On March 8, PPAI joined the Michigan Promotional Professionals Association (MiPPA) in the state’s capital of Lansing for a Legislative Education And Action Day (L.E.A.D.) in support of the promotional products industry and its professionals in Michigan. The meeting featured a breakfast for state legislators and their staff in the Mackinac Room of the Anderson House of Representatives Building. This is the third year that MiPPA has brought the industry to the state capital, and it was the largest gathering yet, attended by more than 50 state representatives, senators and their staff members.

“On our annual L.E.A.D. Lansing, we educate our state lawmakers about the industry and the professionals in Michigan who make it work,” says Paul Kiewiet, MAS+, MiPPA executive director. “We explain what we do and our efficiency as a powerful advertising medium that can educate the public on public policy issues, help politicians get elected and be very targeted. We tell them about the economic impact that we have on the state and the number of jobs we create. We also describe the typical entrepreneurial owner, the number of women-owned companies and the concerns of small businesses. Our positions reflect the needs of small businesses for a business-friendly environment, access to a well-educated, skilled workforce and good roads for travel and transportation.”

The breakfast meeting educated legislators and their staff members on how the promotional products industry works, its effectiveness and its scope in Michigan, and reinforced connections established at previous L.E.A.D. events. The conversation also touched on industry revenue and job numbers in Michigan and nationally, its high percentage of women-owned businesses and Promotional Products Work! Week. PPAI Public Affairs Director Anne Stone and Public Affairs Manager Maurice Norris were also on hand to add the Association’s perspective to the conversation.

MiPPA President Jane Mitchell, MAS, owner of distributor Jungle Jane Promotions, says, “Our goal was to inform local government officials about the association and the industry. Many said that they didn’t understand the science behind promotional items. During the meeting we shared a few case studies on how using promotional products really drives home political campaigns’ messages and that we didn’t just give out stuff; it has a real purpose.”

Mitchell adds, “We help our industry by getting to know our representatives and senators on an individual basis.
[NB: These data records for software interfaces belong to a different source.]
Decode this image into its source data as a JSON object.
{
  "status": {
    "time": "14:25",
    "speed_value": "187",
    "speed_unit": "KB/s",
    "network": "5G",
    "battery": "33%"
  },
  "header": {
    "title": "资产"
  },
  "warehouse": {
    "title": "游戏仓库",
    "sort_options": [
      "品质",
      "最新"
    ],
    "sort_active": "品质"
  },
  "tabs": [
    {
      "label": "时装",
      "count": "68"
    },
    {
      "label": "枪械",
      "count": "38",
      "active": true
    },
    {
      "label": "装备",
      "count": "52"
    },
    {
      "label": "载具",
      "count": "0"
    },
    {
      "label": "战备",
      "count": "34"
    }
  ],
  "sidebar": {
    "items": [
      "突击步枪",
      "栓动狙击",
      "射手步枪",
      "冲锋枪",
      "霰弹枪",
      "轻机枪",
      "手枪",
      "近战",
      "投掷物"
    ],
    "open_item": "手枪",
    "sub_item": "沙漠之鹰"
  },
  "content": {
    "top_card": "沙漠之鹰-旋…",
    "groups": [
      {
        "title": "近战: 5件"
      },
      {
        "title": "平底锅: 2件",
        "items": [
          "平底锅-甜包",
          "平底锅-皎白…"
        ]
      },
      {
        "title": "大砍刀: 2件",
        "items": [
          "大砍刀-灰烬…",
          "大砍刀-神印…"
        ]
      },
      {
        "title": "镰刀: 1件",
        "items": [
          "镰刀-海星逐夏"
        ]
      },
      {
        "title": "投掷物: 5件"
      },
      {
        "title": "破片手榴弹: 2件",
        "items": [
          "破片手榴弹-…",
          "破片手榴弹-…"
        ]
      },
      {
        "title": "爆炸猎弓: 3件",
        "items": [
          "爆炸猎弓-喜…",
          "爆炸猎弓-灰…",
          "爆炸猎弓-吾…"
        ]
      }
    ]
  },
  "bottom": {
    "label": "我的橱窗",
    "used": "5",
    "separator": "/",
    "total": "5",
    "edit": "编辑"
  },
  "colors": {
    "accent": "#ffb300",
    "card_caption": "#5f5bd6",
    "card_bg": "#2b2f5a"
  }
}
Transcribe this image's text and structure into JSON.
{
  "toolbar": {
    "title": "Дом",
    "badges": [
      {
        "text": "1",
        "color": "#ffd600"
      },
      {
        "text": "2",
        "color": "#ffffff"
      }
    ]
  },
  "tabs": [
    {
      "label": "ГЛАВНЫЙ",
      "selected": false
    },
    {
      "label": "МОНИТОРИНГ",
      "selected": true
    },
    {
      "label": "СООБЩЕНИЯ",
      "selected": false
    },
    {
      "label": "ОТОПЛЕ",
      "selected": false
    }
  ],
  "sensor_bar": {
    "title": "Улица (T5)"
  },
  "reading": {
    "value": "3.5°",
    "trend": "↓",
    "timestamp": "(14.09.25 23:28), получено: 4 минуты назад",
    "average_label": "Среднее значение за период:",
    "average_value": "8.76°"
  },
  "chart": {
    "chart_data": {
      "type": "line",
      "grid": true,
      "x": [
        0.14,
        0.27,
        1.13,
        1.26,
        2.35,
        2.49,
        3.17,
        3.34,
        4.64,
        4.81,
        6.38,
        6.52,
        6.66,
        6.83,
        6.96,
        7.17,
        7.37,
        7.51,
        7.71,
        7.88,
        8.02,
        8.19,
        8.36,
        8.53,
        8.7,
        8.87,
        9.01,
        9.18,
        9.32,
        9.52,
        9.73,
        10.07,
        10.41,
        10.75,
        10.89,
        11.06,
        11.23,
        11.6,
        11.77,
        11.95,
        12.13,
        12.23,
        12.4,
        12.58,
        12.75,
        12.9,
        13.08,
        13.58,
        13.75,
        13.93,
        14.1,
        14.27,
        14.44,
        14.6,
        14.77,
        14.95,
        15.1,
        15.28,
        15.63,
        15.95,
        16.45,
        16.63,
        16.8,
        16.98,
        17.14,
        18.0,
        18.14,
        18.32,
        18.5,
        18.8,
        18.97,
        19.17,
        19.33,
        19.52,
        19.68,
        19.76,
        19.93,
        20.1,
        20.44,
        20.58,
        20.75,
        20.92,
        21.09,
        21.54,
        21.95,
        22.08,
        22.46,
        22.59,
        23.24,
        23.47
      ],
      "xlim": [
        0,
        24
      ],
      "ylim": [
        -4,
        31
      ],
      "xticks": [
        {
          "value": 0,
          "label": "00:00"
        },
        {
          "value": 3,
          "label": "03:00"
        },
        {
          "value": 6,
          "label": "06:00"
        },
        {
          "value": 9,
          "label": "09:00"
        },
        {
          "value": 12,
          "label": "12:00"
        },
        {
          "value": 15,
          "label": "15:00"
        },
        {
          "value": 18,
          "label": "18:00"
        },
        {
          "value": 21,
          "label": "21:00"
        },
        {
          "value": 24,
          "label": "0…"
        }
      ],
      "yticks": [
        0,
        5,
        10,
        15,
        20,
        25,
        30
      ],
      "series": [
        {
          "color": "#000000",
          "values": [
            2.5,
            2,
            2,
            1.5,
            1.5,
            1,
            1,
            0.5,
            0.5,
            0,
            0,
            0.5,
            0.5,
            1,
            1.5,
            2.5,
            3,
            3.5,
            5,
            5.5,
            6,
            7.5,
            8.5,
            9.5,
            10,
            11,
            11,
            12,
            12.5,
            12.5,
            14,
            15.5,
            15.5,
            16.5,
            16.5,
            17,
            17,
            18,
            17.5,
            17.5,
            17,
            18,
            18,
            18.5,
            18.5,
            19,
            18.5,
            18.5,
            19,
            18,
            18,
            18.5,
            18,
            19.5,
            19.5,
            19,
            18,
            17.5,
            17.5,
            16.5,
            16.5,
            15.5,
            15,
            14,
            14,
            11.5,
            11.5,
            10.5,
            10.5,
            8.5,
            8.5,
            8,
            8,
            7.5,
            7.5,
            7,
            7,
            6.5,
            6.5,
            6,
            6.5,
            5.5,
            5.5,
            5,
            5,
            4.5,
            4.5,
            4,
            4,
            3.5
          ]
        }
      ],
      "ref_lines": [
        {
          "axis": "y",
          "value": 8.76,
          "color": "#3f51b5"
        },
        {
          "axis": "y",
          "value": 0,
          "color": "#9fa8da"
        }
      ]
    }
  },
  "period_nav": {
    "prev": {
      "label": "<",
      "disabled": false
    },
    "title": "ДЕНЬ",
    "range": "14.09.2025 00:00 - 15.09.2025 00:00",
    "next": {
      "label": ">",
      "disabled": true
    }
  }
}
If we build that relationship with them, they will be more inclined to call on us for advice on industry-specific issues. It establishes us as subject matter experts, and our input could affect legislation.”